(Data records for software interfaces)
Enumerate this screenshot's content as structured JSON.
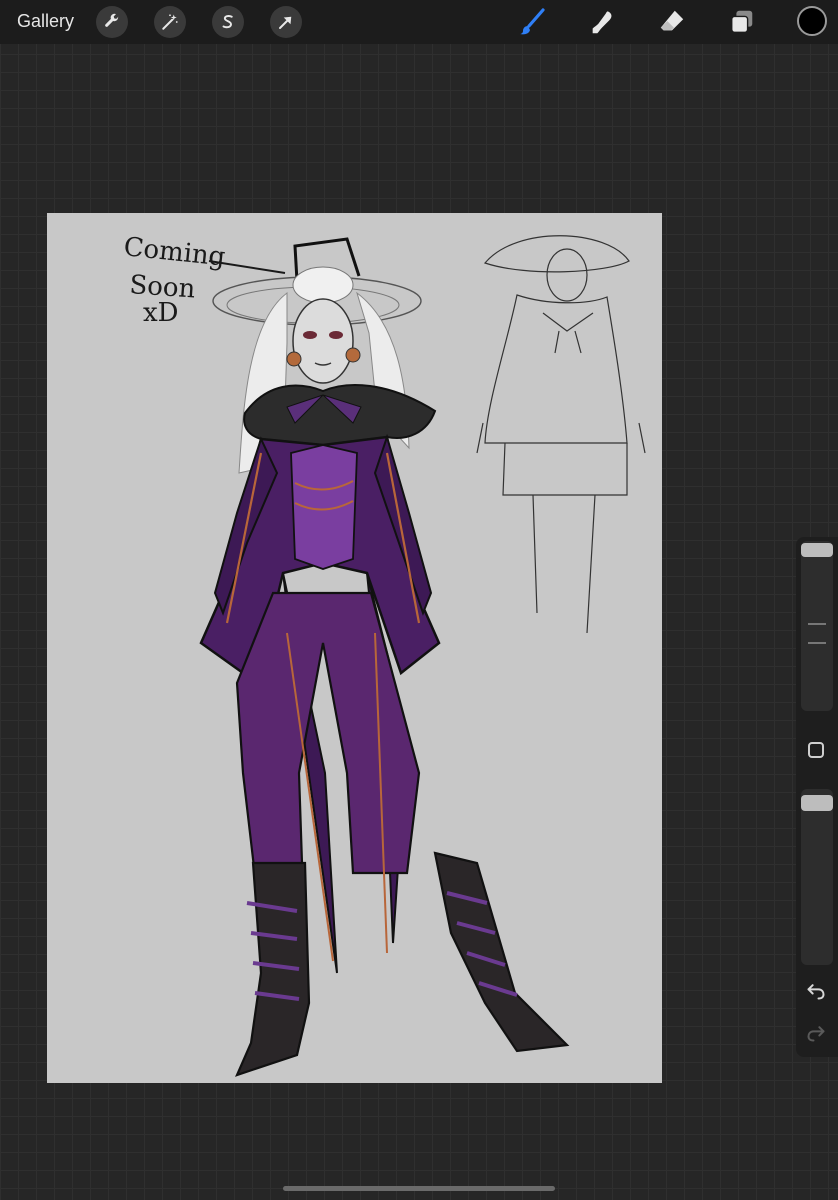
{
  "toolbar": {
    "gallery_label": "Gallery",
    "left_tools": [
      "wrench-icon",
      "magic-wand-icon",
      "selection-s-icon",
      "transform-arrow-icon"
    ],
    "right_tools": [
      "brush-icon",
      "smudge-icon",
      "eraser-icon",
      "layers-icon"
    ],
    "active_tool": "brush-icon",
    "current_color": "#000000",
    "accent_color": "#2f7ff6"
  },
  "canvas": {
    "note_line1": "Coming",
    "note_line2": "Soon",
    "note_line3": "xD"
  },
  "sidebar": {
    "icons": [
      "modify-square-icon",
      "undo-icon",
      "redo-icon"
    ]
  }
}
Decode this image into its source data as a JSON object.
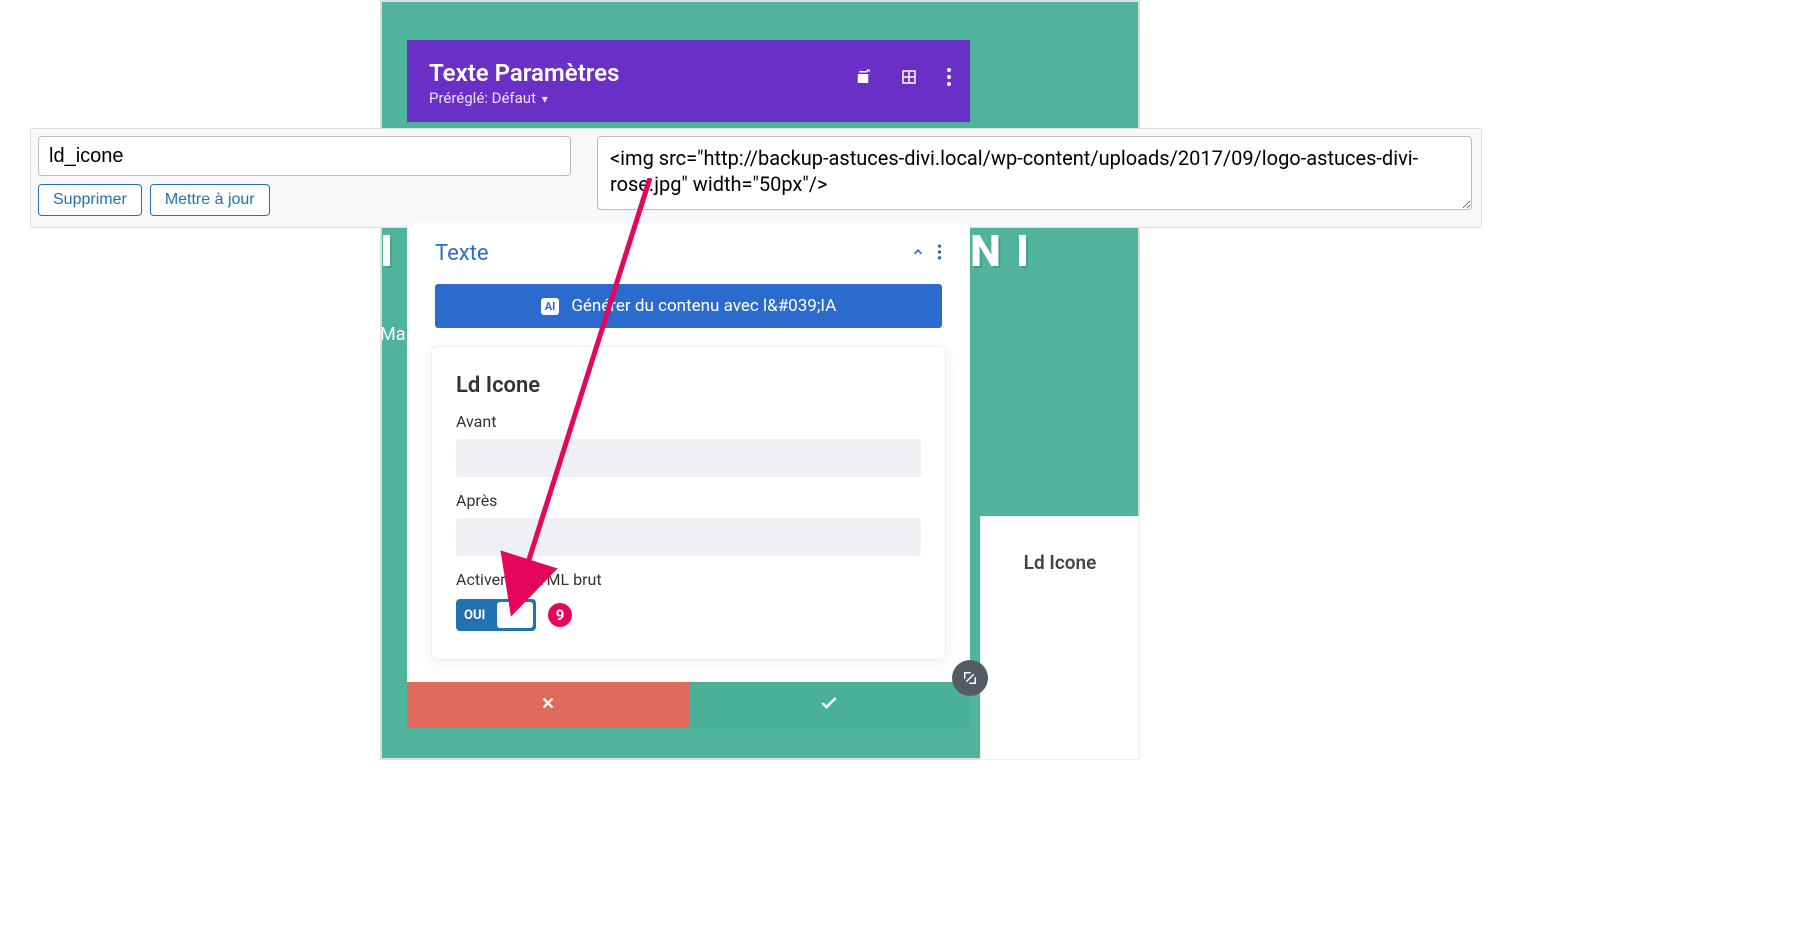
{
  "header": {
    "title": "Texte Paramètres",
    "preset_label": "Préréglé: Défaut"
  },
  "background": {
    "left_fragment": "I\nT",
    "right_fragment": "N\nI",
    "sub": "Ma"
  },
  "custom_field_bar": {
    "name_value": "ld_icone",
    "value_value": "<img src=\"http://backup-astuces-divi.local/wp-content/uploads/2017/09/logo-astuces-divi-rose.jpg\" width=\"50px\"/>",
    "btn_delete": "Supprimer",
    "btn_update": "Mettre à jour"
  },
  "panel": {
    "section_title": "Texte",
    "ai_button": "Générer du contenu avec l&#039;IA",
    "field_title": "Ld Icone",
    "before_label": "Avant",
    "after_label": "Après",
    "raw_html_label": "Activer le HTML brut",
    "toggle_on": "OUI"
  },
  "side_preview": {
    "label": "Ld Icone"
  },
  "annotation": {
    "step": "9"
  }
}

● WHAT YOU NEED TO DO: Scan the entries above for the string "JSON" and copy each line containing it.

● OUTPUT OF THE EXERCISE:
Enumerate this screenshot's content as structured JSON.
Decode this image into its source data as a JSON object.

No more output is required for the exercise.